While Witten could certainly play one or two more seasons in the NFL and expect a broadcast job to be available to him whenever he retires, he can’t count on an opportunity as high-profile as the Monday Night Football gig to wait for him.

During the off-season, Witten reworked his contract with the Cowboys, agreeing to a 4-year extension, but also taking an annual paycut, providing the team with more cap space. With reports of ESPN offering between $4 and $4.5 million to Witten, the former All-Pro tight end will earn more than double what he would’ve been paid by the Cowboys for the upcoming NFL season.

Witten was still a serviceable tight-end, but when an aging NFL player is presented with a more lucrative opportunity to join broadcasting, it’s hard to see them turning that down. Witten will step away from the football field healthy and on his own terms, joining play-by-play announcer Joe Tessitore for ESPN’s coverage of Monday Night Football.

Brandon Contes is a freelance writer for BSM. He can be found on Twitter @BrandonContes. To reach him by email click here.

Sports TV News

ESPN Will Honor Vin Scully By Airing Iconic 1988 World Series Game 1 Tonight

ESPN will air an encore presentation of Game 1 of the 1988 World Series as a tribute to Hall of Fame broadcaster Vin Scull

Published

on

Vin Scully

ESPN will air an encore presentation of Game 1 of the 1988 World Series as a tribute to Hall of Fame broadcaster Vin Scully. The network will air the game tonight, August 3 at 8pm ET on ESPN2.

The 1988 World Series was between the Los Angeles Dodgers and the Oakland Athletics. Scully was on the call for the classic game which is notable for an injured Kirk Gibson coming off the bench and hitting a walk-off home run.

Continue Reading

Sports TV News

Matthew Berry Joins NBC Sports

Berry is expected to host a daily podcast and have his own Sunday fantasy football show.

Published

on

Matthew Berry

Matthew Berry, the fantasy football expert that helped to elevate the niche to mainstay programming surrounding the football season, is joining NBC Sports.

Berry, who left ESPN less than a month ago, is expected to host a daily podcast and have his own Sunday fantasy football show, sources told The New York Post. The show might go against Fantasy Football Now, his previous show that airs on ESPN2.

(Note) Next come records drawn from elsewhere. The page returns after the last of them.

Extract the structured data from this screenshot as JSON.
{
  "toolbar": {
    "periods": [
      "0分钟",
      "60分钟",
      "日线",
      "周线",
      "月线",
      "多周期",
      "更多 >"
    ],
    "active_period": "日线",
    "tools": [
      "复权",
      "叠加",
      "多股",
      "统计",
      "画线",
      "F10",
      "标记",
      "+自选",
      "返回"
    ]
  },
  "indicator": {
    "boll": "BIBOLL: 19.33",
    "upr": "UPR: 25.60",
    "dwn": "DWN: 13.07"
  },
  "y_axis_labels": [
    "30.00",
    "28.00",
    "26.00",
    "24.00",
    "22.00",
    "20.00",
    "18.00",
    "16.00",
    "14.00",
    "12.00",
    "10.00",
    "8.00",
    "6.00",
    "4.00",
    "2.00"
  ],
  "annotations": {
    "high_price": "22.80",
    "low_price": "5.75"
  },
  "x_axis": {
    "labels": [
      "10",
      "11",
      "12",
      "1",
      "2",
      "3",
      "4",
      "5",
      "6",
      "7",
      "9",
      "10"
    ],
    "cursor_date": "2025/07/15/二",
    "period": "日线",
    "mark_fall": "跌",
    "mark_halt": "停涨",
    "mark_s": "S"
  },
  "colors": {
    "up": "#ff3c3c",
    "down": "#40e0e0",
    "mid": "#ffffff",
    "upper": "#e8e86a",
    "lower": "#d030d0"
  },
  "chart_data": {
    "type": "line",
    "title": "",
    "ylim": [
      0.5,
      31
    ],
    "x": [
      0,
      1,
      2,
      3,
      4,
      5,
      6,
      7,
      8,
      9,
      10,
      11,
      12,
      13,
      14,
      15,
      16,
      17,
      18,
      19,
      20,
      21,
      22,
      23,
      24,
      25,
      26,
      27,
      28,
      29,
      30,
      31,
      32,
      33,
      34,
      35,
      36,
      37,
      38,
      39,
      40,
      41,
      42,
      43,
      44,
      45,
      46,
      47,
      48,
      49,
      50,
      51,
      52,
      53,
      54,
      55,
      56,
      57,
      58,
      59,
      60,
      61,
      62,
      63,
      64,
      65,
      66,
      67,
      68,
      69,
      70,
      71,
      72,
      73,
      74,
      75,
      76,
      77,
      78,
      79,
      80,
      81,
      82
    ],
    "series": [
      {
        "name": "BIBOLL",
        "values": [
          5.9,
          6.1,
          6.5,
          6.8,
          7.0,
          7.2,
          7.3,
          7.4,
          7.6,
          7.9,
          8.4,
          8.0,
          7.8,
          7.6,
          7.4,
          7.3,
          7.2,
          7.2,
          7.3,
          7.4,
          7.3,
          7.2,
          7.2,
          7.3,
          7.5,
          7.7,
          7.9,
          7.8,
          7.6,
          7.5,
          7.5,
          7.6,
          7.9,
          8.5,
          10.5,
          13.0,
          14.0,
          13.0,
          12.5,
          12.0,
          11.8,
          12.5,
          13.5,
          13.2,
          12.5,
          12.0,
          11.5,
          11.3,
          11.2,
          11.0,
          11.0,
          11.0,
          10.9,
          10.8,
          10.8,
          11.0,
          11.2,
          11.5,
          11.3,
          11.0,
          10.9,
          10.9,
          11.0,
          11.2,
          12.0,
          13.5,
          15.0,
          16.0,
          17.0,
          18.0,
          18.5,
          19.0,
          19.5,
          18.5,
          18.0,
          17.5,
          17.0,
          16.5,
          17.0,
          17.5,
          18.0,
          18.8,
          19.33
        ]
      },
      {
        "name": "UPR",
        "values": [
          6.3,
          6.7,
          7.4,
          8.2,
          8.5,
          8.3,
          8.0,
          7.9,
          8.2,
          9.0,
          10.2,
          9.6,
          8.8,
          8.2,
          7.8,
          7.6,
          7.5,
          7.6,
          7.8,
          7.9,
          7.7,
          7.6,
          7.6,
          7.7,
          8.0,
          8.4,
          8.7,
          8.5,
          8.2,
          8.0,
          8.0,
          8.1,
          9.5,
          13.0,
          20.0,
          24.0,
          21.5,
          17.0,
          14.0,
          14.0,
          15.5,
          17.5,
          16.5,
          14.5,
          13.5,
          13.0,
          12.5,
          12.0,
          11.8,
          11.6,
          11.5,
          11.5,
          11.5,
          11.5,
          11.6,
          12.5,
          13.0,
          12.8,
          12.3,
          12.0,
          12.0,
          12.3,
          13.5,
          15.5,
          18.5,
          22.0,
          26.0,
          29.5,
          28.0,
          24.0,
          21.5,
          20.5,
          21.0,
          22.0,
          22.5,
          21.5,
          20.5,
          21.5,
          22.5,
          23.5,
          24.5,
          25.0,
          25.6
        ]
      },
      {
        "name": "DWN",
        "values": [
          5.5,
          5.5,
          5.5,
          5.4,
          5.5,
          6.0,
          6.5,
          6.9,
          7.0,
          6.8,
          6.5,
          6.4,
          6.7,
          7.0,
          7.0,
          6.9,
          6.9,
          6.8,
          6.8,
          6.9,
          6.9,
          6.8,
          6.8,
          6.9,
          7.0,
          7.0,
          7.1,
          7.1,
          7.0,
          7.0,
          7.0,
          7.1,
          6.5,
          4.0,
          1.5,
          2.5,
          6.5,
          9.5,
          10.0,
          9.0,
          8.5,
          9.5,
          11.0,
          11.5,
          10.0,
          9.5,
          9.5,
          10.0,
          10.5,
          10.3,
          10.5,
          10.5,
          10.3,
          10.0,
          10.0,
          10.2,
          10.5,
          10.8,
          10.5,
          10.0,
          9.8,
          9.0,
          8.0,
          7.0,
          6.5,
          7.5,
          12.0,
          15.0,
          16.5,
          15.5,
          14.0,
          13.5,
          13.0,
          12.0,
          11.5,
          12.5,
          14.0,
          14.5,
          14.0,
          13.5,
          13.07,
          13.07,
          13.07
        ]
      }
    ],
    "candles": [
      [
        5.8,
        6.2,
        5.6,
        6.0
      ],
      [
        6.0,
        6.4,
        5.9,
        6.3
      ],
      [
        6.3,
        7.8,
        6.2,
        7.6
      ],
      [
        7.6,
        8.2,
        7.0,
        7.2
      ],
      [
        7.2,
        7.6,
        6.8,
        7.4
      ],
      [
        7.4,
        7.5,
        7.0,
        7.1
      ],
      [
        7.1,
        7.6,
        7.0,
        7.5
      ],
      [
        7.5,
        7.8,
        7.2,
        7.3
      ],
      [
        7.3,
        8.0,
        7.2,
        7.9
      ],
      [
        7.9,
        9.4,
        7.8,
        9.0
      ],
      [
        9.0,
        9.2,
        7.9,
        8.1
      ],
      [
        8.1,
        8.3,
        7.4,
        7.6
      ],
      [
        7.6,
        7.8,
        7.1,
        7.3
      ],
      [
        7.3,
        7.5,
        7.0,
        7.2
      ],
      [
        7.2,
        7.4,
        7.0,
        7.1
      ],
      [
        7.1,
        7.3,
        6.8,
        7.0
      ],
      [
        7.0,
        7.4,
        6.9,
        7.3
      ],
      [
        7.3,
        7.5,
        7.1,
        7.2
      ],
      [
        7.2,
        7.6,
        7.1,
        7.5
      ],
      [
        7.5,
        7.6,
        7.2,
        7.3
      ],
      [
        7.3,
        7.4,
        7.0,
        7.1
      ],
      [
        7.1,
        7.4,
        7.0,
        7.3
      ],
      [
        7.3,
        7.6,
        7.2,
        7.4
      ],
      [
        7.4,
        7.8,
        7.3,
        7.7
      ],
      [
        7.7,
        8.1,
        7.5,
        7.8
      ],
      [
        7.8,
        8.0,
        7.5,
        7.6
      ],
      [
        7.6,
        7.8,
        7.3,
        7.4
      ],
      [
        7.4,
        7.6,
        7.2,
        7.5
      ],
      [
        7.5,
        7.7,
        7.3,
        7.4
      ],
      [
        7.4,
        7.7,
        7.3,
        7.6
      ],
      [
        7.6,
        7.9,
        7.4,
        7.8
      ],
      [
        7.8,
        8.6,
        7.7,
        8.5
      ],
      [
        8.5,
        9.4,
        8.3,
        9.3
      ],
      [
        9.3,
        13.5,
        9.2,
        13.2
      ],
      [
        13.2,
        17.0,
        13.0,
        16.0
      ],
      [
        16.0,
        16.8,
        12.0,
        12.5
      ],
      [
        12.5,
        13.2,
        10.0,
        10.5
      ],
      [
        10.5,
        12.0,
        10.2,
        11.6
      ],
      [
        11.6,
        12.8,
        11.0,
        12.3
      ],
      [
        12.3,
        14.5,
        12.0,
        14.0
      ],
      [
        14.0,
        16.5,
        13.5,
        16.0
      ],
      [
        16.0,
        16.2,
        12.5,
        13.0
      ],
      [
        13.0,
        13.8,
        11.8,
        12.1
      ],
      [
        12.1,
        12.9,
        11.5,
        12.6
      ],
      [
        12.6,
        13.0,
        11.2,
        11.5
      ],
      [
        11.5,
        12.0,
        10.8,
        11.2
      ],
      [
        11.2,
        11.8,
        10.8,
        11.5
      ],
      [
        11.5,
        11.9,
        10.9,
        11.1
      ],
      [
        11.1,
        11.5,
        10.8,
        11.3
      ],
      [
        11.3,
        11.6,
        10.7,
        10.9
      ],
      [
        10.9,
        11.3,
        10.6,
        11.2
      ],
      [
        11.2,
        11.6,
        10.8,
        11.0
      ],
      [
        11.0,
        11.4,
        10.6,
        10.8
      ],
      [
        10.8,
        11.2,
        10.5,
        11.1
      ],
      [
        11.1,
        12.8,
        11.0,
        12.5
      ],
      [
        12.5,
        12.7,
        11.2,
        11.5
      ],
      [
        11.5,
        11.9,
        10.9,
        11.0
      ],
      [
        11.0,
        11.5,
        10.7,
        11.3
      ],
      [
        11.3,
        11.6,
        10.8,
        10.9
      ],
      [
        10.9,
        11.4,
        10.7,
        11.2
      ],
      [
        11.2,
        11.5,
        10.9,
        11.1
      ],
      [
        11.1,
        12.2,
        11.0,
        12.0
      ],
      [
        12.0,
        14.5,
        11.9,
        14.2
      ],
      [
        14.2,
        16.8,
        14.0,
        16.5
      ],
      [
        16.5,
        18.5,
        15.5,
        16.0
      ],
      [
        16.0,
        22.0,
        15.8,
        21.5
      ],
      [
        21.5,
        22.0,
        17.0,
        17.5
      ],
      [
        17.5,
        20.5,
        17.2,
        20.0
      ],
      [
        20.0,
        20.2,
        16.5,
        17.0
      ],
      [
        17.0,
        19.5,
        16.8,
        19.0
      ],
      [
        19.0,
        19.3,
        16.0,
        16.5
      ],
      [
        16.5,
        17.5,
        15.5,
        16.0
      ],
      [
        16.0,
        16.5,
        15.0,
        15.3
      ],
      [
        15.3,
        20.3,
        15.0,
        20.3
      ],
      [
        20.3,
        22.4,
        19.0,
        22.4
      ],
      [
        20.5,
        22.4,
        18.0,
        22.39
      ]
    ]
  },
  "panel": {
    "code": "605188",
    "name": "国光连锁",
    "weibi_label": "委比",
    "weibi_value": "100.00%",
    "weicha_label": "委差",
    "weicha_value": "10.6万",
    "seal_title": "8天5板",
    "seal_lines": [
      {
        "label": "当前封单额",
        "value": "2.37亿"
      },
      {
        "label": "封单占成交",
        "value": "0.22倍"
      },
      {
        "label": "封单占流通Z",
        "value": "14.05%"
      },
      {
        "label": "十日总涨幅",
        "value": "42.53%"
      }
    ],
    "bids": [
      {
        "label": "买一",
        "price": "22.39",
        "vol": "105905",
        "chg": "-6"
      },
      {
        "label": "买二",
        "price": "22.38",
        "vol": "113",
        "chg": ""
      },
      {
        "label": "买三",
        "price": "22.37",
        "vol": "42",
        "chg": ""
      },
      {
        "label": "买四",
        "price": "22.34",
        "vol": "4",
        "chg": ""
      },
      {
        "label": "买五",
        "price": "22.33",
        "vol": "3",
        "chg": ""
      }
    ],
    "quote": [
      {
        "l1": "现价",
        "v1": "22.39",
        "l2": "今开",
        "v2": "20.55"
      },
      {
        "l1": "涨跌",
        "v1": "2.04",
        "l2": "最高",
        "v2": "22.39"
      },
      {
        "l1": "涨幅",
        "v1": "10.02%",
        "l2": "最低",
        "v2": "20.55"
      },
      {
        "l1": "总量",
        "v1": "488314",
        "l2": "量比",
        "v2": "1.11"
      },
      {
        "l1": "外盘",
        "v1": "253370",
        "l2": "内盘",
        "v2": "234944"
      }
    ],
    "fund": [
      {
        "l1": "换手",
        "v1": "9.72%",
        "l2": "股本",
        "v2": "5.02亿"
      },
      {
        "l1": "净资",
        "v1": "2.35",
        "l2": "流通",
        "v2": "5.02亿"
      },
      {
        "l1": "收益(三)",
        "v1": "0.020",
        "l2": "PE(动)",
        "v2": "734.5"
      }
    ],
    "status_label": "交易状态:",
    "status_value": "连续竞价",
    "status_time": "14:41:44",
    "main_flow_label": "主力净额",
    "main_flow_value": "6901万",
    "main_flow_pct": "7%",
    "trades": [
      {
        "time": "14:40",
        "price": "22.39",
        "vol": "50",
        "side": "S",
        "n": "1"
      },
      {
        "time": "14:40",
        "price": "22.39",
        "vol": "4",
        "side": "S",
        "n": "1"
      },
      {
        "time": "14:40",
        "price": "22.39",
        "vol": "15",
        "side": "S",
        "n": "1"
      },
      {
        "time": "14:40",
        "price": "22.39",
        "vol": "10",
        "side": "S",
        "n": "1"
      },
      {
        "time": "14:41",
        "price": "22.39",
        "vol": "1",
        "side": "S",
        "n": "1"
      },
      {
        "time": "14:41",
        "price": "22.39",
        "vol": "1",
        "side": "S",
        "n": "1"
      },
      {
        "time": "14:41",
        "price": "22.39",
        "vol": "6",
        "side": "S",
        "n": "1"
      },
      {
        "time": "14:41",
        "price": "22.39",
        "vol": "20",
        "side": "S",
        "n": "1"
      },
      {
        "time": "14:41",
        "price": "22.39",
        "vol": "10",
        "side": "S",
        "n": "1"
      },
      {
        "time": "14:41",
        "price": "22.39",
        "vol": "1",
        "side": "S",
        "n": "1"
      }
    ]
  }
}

The show is also expected to be on NBC’s streaming service, Peacock, as well as possibly on some NBC affiliates. Berry could also make appearances on Sunday Night Football.

NBC Sports declined comment.

Continue Reading

Sports TV News

NBC Pushing for Big Ten/NFL Primetime Pairing in Media Rights Deal

“The Big Ten would have exposure in every TV home,” said one source to Front Office Sports. “It would also be a smart idea to follow the model of the most successful sports league in America.” 

Published

on

Big Ten media rights negotiations are getting closer to being completed. The results could mean a minimum of $1.25 billion annual distribution for the conference’s soon-to-be sixteen members. One of the bidders in the process, NBC, has an interesting idea to make the Big Ten the “NFL of college football conferences.”

NBC has reportedly pushed the idea of combining Big Ten broadcasts with its existing Notre Dame coverage and would feature the Big Ten in its primetime window. With CBS, ESPN/ABC also bidding on coverage packages, such a series of deals would make the Big Ten the only college football conference that would be seen across all of the American broadcast networks. Something only few entities have done, like the NFL.

NBC is also pushing the allure of having primetime Big Ten football on Saturday night and primetime coverage of Sunday’s only NFL evening game with Sunday Night Football.

“The Big Ten would have exposure in every TV home,” said one source to Front Office Sports. “It would also be a smart idea to follow the model of the most successful sports league in America.” 

The Big Ten’s current media rights deals expire after the 2023 season.

Continue Reading
Advertisement

Barrett Media Writers

Copyright © 2021 Barrett Media.